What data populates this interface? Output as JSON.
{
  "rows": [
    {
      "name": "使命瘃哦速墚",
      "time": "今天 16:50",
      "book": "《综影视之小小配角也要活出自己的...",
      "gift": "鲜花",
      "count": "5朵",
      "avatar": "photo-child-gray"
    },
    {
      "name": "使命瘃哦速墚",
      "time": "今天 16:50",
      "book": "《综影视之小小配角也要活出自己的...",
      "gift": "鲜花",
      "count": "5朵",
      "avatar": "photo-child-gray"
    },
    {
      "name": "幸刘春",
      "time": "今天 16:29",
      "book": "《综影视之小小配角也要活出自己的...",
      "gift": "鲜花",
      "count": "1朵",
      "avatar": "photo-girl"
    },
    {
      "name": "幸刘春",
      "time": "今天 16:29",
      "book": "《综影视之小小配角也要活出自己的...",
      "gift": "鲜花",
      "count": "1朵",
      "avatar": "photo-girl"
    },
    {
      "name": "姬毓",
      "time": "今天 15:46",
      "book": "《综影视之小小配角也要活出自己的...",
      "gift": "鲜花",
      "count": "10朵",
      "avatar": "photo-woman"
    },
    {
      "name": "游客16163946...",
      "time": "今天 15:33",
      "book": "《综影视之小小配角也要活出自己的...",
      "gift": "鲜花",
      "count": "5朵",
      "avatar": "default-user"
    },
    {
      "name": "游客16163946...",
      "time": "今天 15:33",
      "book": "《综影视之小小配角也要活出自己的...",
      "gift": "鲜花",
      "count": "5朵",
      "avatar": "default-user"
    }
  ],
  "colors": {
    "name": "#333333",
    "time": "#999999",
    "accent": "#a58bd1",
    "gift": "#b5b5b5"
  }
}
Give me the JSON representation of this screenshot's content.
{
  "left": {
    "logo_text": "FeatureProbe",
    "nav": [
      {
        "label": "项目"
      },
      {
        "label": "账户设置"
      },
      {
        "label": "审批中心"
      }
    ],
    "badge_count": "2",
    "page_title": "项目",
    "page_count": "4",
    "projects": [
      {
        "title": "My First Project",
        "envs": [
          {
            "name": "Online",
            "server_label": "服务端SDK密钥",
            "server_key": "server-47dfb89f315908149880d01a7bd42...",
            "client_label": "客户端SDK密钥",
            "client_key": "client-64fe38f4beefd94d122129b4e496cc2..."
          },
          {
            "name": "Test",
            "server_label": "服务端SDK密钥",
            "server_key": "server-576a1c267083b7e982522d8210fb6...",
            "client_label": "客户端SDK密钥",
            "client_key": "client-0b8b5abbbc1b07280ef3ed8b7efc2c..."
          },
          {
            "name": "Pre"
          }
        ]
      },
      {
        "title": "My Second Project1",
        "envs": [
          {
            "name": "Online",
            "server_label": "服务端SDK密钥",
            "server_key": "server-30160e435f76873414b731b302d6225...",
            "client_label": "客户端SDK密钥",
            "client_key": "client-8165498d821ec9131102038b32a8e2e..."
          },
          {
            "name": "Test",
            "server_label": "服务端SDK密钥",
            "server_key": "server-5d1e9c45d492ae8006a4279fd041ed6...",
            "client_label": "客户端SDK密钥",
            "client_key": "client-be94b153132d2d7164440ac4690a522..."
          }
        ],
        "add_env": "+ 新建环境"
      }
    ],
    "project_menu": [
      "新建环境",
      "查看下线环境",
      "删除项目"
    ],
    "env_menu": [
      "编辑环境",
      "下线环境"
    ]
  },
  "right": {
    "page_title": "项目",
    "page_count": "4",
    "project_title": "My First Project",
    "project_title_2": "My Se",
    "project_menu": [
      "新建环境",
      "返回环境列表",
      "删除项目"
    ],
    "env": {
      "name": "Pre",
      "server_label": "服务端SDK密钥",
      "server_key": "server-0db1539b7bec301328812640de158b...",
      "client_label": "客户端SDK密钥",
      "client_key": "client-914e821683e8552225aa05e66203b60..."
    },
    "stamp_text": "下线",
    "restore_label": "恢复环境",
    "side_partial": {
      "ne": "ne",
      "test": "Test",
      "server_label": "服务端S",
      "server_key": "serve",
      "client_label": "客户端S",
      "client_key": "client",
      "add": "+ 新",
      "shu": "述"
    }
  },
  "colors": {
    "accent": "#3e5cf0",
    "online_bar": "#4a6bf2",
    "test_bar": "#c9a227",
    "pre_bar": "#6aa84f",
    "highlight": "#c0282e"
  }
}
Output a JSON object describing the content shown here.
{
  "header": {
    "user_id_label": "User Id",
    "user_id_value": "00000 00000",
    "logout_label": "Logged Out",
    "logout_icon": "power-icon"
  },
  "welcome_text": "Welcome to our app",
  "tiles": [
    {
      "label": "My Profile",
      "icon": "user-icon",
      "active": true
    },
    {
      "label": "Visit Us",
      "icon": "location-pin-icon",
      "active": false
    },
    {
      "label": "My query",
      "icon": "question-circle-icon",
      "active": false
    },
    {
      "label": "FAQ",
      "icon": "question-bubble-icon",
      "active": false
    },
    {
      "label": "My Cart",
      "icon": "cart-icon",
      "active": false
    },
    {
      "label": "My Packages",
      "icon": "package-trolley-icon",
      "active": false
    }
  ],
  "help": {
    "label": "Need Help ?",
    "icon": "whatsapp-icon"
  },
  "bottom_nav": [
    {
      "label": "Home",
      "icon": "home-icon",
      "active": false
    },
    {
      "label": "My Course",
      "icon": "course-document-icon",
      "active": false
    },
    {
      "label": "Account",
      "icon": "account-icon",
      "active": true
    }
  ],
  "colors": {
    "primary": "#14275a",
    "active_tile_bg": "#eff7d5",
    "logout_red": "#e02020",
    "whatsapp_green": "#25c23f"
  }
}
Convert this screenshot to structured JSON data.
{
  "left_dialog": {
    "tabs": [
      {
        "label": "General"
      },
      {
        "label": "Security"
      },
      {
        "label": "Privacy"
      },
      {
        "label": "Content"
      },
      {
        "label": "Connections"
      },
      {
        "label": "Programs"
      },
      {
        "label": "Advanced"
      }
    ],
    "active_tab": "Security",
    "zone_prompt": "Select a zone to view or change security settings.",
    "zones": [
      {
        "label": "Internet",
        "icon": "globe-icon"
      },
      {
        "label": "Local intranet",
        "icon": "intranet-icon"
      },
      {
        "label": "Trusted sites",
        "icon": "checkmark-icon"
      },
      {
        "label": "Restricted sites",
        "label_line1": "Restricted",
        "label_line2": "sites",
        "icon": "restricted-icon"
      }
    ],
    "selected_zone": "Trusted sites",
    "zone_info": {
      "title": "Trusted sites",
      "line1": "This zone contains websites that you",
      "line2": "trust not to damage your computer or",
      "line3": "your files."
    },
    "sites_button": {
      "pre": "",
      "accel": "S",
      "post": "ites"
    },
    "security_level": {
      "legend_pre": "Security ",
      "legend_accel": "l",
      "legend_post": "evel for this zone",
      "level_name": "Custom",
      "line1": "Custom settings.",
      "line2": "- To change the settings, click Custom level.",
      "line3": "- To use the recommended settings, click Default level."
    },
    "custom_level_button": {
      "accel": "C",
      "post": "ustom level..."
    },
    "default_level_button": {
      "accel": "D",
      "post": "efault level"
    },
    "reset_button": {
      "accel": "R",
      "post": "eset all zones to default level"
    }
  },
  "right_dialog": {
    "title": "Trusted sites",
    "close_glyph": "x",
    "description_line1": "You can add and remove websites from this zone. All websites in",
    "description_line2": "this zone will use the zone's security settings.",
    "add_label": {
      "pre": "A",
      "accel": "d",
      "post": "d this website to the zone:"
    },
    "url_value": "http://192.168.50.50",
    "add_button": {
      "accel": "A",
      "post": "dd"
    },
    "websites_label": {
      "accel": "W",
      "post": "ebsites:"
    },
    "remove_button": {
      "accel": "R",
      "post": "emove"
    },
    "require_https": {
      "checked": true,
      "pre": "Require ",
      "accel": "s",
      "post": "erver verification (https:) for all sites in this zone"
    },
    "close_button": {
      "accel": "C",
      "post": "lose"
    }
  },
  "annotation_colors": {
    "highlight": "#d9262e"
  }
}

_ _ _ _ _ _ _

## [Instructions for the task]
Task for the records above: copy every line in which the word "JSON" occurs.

## [Solution to this task]
What data populates this interface? Output as JSON.
Give me the JSON representation of this screenshot's content.
Output a JSON object describing the content shown here.
Convert this screenshot to structured JSON data.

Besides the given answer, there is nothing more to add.